The three were tighter two years later. When they take on "Summertime," the set's one standard, Matthew's bounces and rolls emphasize the beat-bound side of the tune, while the reedist's wide vibrato and soaring obbligatos suggest that he can't decide whether to improvise as a pre-modern hot soloist or like Janis Joplin.
Grasping the unvarying tempo beneath his fingers, Dyani still has time to suddenly leap up the neck to yank some notes from beneath the pegs and come up with Sketches of Spain-like flamenco suggestions in his backing work. Similar legerdemain happens elsewhere. Powerful and resonate on "Jagad," he strums his strings like a guitar, when not double and triple stopping enough to encourage Gahnold to add color to his overblowing. "Duett," which despite the title is a trio number, finds him trying on for size flat-picking plucks, trad jazz slaps, metallic tugs and some caterwauling arco work on top of solid drum rolls and shrill reed tones from the others.

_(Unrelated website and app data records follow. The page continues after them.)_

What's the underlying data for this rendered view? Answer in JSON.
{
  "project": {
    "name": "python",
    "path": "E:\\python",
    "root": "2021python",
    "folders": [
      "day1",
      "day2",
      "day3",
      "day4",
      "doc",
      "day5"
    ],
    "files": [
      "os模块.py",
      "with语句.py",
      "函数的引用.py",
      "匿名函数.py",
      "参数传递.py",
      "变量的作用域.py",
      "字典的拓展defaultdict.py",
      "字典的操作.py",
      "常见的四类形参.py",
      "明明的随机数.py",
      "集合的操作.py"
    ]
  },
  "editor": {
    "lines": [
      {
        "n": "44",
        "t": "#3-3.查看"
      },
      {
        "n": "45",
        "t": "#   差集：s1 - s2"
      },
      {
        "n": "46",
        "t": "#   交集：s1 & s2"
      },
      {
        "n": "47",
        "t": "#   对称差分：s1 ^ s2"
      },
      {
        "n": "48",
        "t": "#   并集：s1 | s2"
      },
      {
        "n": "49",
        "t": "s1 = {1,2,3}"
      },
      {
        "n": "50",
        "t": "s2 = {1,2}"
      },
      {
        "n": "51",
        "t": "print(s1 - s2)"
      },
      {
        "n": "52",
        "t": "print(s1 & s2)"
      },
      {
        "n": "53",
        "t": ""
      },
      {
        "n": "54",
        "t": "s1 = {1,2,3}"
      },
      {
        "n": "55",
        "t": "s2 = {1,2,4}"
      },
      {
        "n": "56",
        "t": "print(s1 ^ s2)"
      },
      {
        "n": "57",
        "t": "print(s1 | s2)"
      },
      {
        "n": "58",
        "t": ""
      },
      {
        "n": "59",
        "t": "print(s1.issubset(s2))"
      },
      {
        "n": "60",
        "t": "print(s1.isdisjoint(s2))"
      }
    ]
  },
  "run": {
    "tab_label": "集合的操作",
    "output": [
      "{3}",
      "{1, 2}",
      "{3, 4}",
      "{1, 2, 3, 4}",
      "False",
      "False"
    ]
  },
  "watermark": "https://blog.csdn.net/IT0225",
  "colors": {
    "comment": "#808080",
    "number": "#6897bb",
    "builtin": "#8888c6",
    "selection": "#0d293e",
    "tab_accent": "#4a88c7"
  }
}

Elsewhere, low-down, woody, resonating bass notes vie for sonic space with squeaking wiry notes, torqued for maximum augmentation. Plus "Gilbert's Blues," which though definitely American-inflected, seems to remind Dyani of his homeland's Townships; his slithering bass solo features tempo changes and output that could also come from an African kora.
Those seeking hitherto unexposed examples of Dyani's four-string art will be well served by these discs as will those who prefer a not terribly experimental freebop session. But in many ways the historical value here outweighs the purely musical.